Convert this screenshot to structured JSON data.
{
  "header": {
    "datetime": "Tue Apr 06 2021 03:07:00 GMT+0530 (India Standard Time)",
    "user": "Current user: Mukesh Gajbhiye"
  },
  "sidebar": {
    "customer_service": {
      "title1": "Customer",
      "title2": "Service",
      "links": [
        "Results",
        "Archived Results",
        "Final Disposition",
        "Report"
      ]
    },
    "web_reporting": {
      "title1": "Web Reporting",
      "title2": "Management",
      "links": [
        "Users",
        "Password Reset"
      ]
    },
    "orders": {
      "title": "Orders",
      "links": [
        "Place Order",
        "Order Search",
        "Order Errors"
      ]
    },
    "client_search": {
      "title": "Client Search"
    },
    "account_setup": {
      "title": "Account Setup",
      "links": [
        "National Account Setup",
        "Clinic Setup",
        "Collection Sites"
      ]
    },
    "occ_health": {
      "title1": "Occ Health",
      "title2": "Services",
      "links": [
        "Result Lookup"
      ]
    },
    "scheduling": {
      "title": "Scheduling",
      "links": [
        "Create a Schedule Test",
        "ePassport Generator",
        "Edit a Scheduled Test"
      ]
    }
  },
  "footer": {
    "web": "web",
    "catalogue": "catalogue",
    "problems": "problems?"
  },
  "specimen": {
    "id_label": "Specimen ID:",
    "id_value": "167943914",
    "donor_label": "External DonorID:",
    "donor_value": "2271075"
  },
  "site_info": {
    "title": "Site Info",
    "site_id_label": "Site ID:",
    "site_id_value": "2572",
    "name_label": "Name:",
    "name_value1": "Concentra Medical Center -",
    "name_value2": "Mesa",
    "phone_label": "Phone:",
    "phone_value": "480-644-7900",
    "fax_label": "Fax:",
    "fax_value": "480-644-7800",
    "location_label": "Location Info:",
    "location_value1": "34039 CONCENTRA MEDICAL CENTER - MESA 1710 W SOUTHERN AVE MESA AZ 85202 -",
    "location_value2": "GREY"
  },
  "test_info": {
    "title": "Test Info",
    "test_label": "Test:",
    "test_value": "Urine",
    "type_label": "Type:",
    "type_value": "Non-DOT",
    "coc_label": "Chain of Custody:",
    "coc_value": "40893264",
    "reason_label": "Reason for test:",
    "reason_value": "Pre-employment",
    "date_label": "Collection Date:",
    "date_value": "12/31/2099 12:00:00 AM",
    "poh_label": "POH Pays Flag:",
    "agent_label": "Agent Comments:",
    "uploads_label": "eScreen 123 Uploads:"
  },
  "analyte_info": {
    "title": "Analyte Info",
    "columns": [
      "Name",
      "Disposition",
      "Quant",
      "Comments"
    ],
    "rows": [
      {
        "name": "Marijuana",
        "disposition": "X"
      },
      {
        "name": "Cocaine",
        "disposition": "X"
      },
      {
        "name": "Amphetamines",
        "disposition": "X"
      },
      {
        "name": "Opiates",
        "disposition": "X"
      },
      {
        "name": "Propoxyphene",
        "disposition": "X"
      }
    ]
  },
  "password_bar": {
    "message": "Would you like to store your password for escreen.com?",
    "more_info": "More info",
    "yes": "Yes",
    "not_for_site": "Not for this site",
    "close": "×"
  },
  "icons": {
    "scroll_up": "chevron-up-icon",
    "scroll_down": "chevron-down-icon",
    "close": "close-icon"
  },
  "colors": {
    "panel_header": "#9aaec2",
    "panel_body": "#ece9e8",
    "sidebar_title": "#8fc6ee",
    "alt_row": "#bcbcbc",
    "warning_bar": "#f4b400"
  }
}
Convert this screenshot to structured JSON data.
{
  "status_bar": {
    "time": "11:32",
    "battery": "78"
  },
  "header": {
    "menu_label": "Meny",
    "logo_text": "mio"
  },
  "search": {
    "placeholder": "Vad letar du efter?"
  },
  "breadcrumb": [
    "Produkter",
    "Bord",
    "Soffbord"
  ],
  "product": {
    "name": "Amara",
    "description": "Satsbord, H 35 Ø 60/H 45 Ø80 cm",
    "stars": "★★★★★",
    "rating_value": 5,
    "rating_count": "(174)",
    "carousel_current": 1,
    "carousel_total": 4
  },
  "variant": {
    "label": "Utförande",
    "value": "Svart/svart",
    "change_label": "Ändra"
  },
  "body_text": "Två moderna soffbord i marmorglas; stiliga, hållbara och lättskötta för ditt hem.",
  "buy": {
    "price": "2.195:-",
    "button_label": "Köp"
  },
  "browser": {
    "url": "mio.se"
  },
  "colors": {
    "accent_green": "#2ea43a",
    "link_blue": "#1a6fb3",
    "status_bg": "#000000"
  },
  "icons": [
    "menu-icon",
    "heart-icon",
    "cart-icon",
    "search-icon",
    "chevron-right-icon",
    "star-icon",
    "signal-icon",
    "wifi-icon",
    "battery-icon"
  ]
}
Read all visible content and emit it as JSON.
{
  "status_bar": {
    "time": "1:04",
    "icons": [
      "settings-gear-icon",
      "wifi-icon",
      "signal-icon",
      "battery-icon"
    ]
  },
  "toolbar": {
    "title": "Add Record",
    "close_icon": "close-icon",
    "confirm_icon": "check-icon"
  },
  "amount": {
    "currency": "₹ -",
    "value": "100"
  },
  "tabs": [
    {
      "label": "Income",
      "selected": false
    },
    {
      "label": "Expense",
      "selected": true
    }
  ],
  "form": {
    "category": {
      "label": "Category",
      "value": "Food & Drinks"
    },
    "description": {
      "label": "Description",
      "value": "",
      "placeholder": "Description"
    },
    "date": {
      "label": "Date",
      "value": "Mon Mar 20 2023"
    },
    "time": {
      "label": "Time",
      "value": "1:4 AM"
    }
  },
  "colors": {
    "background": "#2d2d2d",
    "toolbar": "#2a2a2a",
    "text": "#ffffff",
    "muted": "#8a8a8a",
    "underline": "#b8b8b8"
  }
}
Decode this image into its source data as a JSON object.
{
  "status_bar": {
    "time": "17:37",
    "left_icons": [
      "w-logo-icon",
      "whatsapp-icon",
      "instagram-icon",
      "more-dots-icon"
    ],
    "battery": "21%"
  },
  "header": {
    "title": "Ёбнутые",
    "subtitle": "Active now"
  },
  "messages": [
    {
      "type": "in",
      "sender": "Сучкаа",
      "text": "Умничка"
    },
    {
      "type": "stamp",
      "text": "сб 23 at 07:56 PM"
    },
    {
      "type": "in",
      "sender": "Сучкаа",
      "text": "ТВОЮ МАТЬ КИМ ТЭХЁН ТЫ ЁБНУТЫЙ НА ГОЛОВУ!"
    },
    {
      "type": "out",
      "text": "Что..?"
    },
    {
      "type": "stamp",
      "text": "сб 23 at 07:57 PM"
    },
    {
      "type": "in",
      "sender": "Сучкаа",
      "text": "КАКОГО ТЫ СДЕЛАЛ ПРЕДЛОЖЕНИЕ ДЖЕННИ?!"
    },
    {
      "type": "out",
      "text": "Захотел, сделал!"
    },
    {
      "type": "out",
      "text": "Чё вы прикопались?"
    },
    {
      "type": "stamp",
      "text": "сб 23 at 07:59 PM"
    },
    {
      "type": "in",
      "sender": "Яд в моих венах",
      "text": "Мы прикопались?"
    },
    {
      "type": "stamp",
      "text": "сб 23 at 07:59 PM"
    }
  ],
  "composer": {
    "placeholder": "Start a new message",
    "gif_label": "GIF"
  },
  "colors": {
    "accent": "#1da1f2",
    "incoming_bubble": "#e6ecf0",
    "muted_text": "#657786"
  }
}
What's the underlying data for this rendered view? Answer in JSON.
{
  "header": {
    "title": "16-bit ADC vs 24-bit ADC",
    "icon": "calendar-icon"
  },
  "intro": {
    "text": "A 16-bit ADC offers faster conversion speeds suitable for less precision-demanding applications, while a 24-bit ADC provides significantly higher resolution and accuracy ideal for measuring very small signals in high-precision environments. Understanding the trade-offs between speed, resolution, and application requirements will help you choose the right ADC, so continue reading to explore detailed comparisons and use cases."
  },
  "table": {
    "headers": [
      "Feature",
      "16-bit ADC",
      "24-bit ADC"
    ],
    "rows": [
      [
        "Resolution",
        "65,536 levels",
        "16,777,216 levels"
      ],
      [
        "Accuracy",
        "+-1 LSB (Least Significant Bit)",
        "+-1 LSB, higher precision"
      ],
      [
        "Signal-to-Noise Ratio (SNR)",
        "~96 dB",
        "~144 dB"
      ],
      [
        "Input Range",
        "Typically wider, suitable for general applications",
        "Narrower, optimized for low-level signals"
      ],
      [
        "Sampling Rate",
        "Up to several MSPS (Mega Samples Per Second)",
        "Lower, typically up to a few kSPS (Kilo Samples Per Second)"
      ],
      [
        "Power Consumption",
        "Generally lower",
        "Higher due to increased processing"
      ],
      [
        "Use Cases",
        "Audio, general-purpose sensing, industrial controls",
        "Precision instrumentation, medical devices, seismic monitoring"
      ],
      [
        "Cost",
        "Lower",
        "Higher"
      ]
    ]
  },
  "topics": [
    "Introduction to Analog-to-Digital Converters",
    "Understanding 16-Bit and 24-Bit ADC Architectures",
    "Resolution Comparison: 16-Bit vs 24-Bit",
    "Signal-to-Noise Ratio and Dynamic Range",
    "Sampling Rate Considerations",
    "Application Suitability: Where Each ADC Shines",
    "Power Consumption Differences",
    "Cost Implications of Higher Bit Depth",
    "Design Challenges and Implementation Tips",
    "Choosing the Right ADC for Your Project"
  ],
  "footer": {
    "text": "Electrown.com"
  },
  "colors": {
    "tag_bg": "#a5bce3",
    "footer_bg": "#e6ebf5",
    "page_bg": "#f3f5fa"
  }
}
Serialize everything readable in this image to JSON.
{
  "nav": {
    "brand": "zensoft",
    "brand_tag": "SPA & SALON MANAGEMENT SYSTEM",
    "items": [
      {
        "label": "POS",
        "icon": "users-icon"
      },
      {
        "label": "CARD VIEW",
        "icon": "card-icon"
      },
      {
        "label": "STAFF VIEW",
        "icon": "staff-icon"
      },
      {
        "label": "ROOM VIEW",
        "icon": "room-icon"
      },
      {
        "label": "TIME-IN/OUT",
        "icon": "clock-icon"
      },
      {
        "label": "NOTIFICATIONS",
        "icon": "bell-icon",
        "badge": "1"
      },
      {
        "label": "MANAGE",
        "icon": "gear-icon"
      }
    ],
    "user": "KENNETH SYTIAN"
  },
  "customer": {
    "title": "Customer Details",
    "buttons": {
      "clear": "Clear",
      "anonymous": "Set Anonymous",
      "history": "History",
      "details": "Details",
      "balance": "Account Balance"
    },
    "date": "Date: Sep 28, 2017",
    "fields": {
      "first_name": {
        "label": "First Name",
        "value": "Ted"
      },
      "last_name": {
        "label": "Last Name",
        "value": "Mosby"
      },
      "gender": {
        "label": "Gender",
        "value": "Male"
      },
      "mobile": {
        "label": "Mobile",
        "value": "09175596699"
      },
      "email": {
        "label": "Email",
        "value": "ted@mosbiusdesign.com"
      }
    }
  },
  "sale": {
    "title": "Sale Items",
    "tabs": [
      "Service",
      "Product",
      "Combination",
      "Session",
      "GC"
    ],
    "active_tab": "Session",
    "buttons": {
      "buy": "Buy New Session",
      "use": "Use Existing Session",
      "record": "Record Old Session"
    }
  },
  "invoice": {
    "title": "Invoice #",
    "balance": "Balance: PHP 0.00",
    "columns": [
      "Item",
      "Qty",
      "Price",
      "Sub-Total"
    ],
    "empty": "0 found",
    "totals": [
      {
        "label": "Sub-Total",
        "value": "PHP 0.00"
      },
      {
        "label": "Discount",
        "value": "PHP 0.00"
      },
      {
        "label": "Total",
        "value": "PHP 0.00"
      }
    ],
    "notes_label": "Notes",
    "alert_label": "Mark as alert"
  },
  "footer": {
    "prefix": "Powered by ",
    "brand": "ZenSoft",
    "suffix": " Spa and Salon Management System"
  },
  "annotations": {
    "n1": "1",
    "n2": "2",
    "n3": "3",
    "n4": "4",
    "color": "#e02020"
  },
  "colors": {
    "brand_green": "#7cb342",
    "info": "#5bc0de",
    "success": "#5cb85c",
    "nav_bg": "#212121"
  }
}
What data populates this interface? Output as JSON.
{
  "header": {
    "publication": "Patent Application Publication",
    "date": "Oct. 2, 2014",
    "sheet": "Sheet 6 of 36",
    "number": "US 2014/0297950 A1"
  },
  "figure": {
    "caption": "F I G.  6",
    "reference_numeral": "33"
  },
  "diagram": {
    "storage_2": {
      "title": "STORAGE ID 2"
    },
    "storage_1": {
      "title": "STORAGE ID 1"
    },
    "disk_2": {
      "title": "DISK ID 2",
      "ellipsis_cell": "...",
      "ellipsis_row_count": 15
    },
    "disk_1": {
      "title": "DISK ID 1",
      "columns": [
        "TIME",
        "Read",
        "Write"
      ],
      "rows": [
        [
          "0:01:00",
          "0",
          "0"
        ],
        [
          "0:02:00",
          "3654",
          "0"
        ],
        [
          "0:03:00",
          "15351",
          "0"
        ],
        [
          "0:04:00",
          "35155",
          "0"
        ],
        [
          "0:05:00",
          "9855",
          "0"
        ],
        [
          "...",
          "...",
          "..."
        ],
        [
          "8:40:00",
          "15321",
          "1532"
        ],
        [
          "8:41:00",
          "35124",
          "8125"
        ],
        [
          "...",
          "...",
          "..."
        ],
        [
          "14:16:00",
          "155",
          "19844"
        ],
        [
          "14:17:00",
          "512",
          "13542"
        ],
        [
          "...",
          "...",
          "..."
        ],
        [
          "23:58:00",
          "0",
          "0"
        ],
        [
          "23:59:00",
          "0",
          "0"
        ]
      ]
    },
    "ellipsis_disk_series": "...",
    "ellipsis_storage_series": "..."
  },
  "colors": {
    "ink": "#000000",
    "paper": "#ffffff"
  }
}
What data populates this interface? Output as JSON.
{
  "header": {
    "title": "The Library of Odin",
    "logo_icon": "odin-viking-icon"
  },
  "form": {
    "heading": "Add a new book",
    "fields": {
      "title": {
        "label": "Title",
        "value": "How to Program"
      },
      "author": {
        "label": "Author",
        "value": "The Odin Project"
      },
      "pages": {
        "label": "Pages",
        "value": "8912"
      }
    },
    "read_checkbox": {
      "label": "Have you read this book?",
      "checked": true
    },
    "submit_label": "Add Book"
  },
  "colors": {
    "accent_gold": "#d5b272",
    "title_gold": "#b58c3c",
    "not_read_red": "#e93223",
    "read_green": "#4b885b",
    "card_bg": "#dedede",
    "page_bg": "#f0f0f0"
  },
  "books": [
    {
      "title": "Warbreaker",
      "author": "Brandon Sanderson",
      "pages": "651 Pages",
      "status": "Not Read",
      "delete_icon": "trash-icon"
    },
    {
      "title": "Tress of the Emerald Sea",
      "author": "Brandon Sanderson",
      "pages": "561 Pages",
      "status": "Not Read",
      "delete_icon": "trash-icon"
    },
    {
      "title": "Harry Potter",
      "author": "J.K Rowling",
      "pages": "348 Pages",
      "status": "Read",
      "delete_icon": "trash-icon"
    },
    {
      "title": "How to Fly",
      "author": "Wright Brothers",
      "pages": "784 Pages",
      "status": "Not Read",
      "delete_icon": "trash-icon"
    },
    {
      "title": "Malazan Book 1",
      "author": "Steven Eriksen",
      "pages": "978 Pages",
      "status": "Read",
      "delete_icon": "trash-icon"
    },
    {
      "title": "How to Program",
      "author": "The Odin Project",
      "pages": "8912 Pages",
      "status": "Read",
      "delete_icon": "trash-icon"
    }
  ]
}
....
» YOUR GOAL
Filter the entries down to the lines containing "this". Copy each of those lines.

» COMPLETED EXERCISE
Convert this screenshot to structured JSON data.
    "not_for_site": "Not for this site",
Convert this screenshot to structured JSON data.
Decode this image into its source data as a JSON object.
What's the underlying data for this rendered view? Answer in JSON.
Serialize everything readable in this image to JSON.
What data populates this interface? Output as JSON.
What data populates this interface? Output as JSON.
      "label": "Have you read this book?",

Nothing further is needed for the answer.